Project Reference Relationship Related To Start End Student Name
EP/N509802/1 30/09/2016 30/03/2022
1810881 Studentship EP/N509802/1 30/09/2016 29/06/2020 Gioan Tatsi
EP/N509760/1 30/09/2016 29/09/2021
1810881 Studentship EP/N509760/1 30/09/2016 29/06/2020 Gioan Tatsi
Description The primary goal of this project has been to further develop and improve the comparison state amplifier, originally proposed by Jeffers in 2013 and first implemented in 2015; a light amplifying device that works by comparing an input signal to a guess state and discarding the signal when the two do not match, or constructively adding their amplitude otherwise, hence amplifying the input signal. The original proposal works for coherent states of light; states which are easy to produce and of great importance to quantum communication tasks.

We have since then investigated the potential of the device to amplify Schrödinger cat states of light. Cat states are superposition states of some degree of freedom of light, e.g polarisation- a cat state can be though of as a superposition of horizontally and vertically polarised photons. In the original thought experiment Schrödinger in his attempt to explain the superposition principle of quantum physics envisioned a cat trapped in a closed box. The cat could be dead or alive, but to an external observer who has not opened the box the cat is dead and alive at the same time. These are states of light which are very fragile but at the same time great resources in quantum computation tasks. For these tasks cat states of high amplitude and high fidelity are required. The first key finding of this project has been that the state comparison amplifier can be used to amplify input cat states with high probability of success and high fidelity using a guess state, a beamsplitter and a detector.

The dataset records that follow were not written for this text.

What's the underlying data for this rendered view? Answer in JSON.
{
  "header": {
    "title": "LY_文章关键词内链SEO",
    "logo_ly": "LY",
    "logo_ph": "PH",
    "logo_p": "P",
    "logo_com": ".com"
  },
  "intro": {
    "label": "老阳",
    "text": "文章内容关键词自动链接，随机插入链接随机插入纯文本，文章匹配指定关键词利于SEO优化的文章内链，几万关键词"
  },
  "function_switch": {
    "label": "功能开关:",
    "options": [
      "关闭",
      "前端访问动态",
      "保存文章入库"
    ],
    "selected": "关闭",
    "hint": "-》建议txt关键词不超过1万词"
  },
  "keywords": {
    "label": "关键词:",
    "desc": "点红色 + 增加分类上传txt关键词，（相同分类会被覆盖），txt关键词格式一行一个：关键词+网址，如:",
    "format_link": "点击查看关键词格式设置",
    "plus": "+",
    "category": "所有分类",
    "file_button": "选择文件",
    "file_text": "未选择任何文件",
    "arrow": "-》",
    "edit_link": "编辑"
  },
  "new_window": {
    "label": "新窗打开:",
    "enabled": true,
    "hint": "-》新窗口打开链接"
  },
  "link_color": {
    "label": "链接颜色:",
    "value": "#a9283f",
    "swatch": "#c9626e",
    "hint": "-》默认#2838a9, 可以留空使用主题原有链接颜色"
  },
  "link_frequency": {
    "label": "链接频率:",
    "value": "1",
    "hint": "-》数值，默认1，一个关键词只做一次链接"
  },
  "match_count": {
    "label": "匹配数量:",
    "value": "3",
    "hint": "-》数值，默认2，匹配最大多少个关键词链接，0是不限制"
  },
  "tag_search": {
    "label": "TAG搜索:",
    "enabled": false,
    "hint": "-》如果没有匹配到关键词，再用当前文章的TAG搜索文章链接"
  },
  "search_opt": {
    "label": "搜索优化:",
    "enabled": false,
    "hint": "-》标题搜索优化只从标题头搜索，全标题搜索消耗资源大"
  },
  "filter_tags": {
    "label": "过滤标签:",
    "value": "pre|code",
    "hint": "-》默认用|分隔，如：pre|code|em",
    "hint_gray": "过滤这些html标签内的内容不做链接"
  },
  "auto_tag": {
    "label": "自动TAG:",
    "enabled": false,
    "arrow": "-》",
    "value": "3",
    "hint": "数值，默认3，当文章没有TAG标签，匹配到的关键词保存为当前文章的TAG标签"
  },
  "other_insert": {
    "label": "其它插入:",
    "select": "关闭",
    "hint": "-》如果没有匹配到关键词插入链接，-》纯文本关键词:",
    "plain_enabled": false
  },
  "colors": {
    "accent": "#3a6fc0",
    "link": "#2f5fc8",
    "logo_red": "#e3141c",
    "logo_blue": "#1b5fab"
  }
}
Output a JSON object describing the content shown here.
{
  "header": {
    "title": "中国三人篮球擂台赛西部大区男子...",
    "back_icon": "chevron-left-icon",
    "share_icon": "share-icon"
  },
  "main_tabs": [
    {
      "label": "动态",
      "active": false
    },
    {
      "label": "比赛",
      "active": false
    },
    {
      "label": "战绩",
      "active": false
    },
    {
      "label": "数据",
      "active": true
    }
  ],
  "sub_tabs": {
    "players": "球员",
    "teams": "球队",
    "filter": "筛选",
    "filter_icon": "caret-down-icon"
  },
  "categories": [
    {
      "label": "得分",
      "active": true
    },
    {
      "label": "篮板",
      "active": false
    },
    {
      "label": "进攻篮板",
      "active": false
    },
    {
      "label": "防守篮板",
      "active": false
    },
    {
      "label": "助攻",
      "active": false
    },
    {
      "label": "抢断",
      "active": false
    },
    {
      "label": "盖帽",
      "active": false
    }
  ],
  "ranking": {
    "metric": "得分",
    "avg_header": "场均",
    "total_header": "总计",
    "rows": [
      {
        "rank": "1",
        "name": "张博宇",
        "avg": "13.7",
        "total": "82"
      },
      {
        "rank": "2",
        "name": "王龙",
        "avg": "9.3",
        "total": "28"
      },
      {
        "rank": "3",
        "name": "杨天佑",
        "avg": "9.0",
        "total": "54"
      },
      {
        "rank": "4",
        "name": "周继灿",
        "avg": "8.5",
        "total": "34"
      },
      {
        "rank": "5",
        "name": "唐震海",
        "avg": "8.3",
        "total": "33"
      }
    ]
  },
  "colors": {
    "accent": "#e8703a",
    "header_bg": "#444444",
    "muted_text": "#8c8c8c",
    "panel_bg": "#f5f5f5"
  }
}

Among other investigations we noticed that the state comparison amplifier could be used to implement an all photonic Maxwell's demon. Maxwell envisioned a demon standing at the interface between two chambers of gas and sorting the gas molecules depending on their speed so that the all the fast molecules will be in one reservoir and the slow ones on the other, thus decreasing the overall entropy (the degree of disorder in the system) of the system and apparently violating the second law of thermodynamics,which states that the entropy of a system must never decrease. Maxwell failed to account for the memory of the demon that needed to be wiped and which would require an increase in the entropy, thus saving the second law. The idea of the demon is of fundamental interest despite the fact that there is no "free" lunch. A second key finding has been that the state comparison amplifier with input light from a thermal source (meaning that the only information we know is the average energy of the input state) can be used to implement an all photonic Maxwell's demon. The role of the demon in this case is played by the detector, if it records a photon we have fast (high energy) photons while if it does not we have slow (low energy) photons on the other output port of the beamsplitter.
Exploitation Route The first step would be to experimentally verify both of these findings and we are already under talks with a group in Edinburgh. While the all photonic Maxwell's demon is mostly of fundamental interest to the scientific community, the state comparison amplifier has been already implemented on a chip and one could potentially see it in the future as a quantum repeater device in quantum communication networks.
Sectors Digital/Communication/Information Technologies (including Software)